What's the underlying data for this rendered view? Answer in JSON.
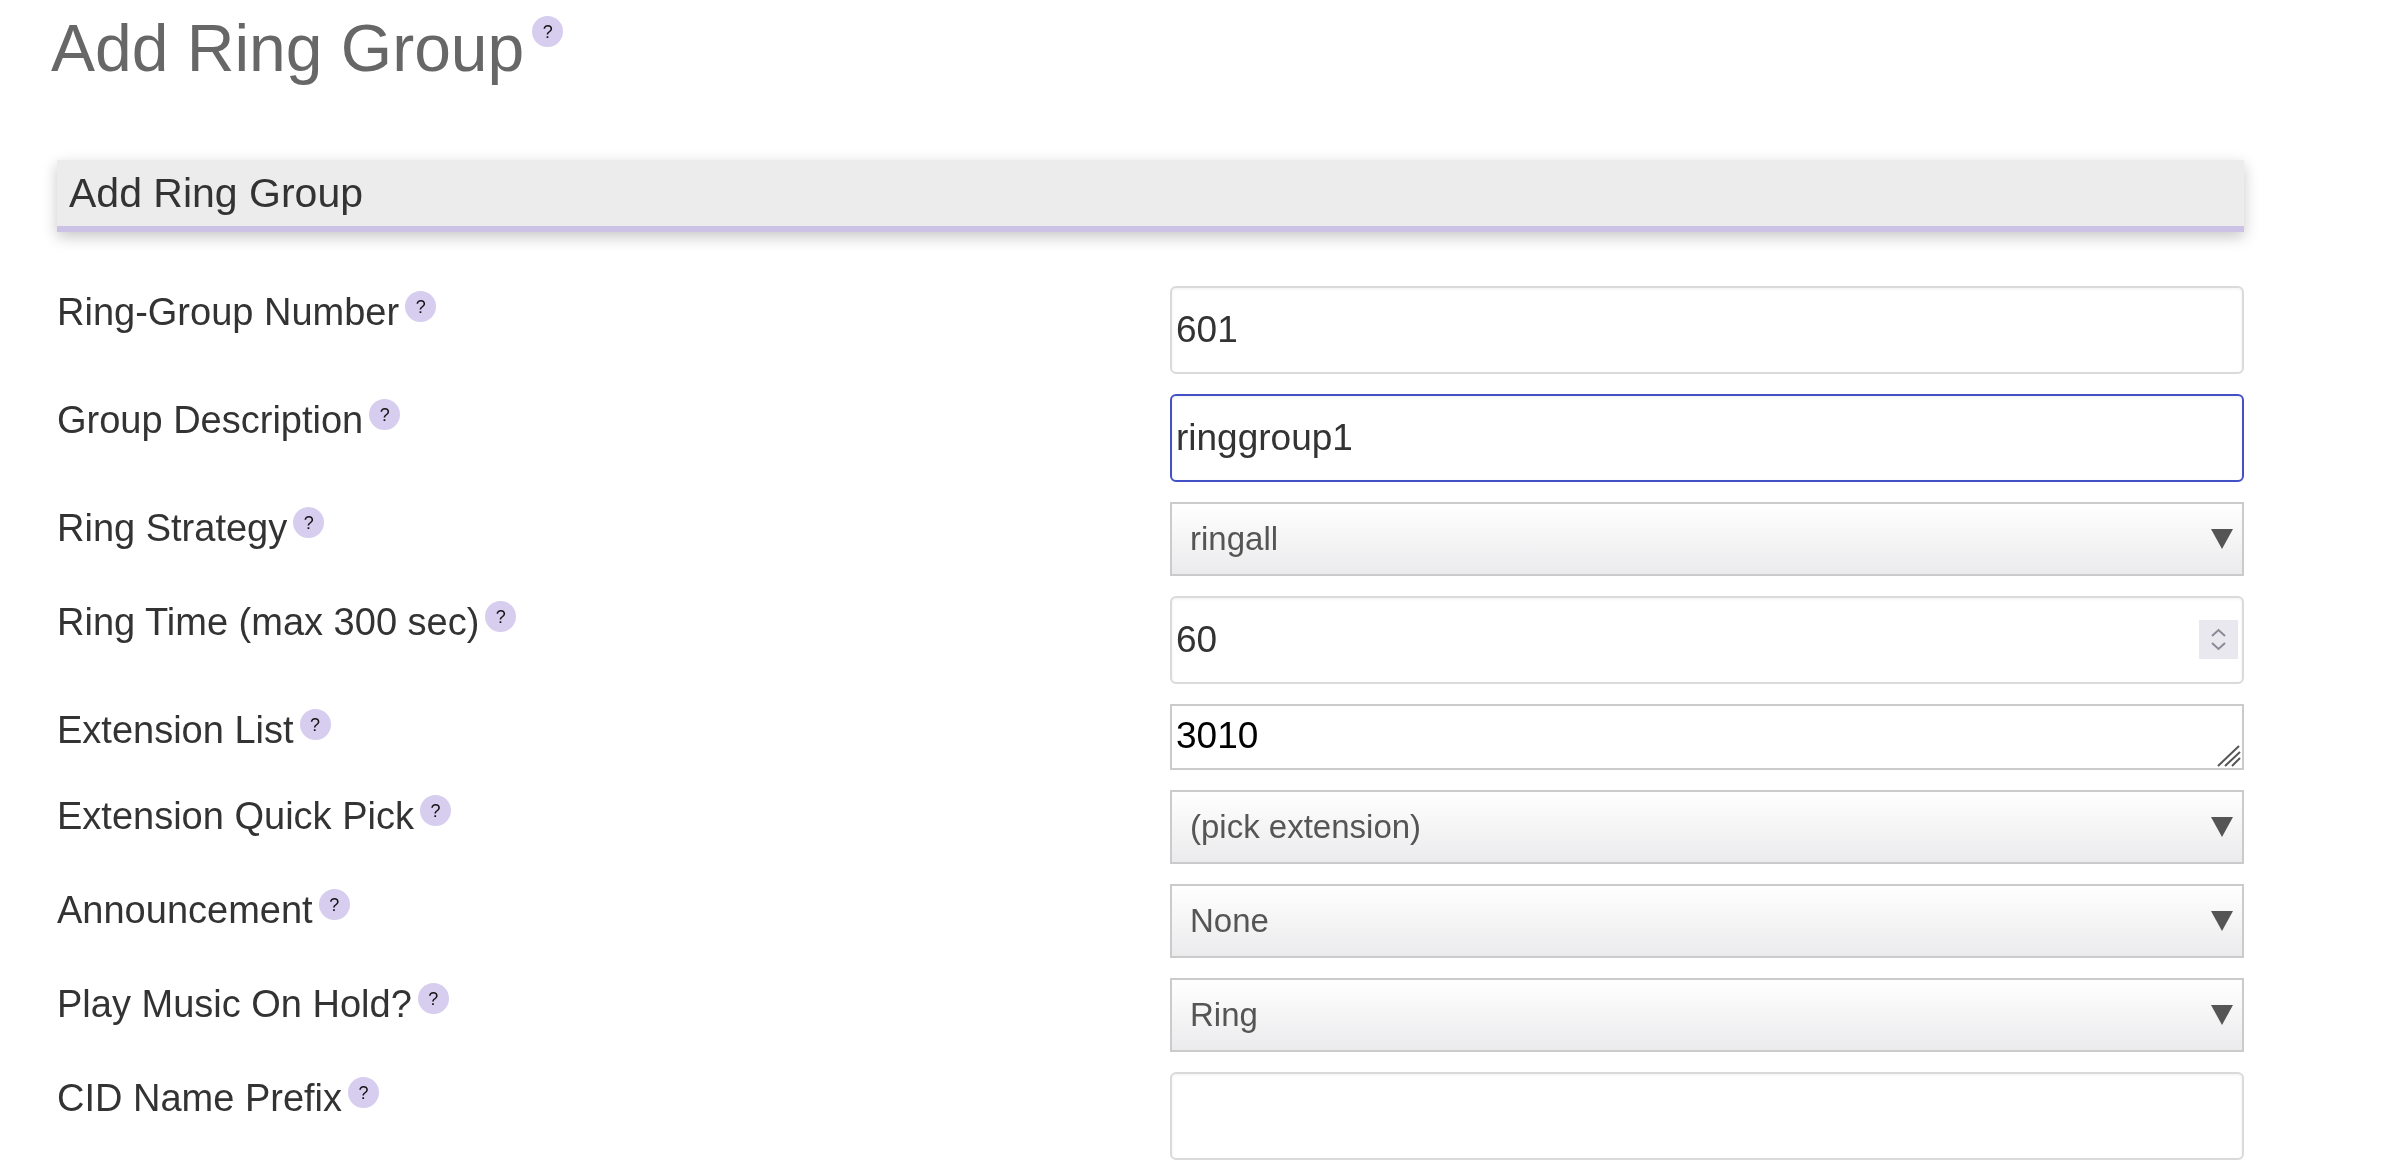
{
  "page": {
    "title": "Add Ring Group",
    "help": "?"
  },
  "section": {
    "title": "Add Ring Group"
  },
  "fields": [
    {
      "label": "Ring-Group Number",
      "help": "?",
      "kind": "text",
      "value": "601",
      "focused": false
    },
    {
      "label": "Group Description",
      "help": "?",
      "kind": "text",
      "value": "ringgroup1",
      "focused": true
    },
    {
      "label": "Ring Strategy",
      "help": "?",
      "kind": "select",
      "value": "ringall",
      "focused": false
    },
    {
      "label": "Ring Time (max 300 sec)",
      "help": "?",
      "kind": "number",
      "value": "60",
      "focused": false
    },
    {
      "label": "Extension List",
      "help": "?",
      "kind": "textarea",
      "value": "3010",
      "focused": false
    },
    {
      "label": "Extension Quick Pick",
      "help": "?",
      "kind": "select",
      "value": "(pick extension)",
      "focused": false
    },
    {
      "label": "Announcement",
      "help": "?",
      "kind": "select",
      "value": "None",
      "focused": false
    },
    {
      "label": "Play Music On Hold?",
      "help": "?",
      "kind": "select",
      "value": "Ring",
      "focused": false
    },
    {
      "label": "CID Name Prefix",
      "help": "?",
      "kind": "text",
      "focused": false
    }
  ]
}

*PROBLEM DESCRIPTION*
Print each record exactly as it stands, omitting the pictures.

*SOLVED PROBLEM*
What's the underlying data for this rendered view? Answer in JSON.
{
  "page": {
    "title": "Add Ring Group",
    "help": "?"
  },
  "section": {
    "title": "Add Ring Group"
  },
  "fields": [
    {
      "label": "Ring-Group Number",
      "help": "?",
      "kind": "text",
      "value": "601",
      "focused": false
    },
    {
      "label": "Group Description",
      "help": "?",
      "kind": "text",
      "value": "ringgroup1",
      "focused": true
    },
    {
      "label": "Ring Strategy",
      "help": "?",
      "kind": "select",
      "value": "ringall",
      "focused": false
    },
    {
      "label": "Ring Time (max 300 sec)",
      "help": "?",
      "kind": "number",
      "value": "60",
      "focused": false
    },
    {
      "label": "Extension List",
      "help": "?",
      "kind": "textarea",
      "value": "3010",
      "focused": false
    },
    {
      "label": "Extension Quick Pick",
      "help": "?",
      "kind": "select",
      "value": "(pick extension)",
      "focused": false
    },
    {
      "label": "Announcement",
      "help": "?",
      "kind": "select",
      "value": "None",
      "focused": false
    },
    {
      "label": "Play Music On Hold?",
      "help": "?",
      "kind": "select",
      "value": "Ring",
      "focused": false
    },
    {
      "label": "CID Name Prefix",
      "help": "?",
      "kind": "text",
      "focused": false
    }
  ]
}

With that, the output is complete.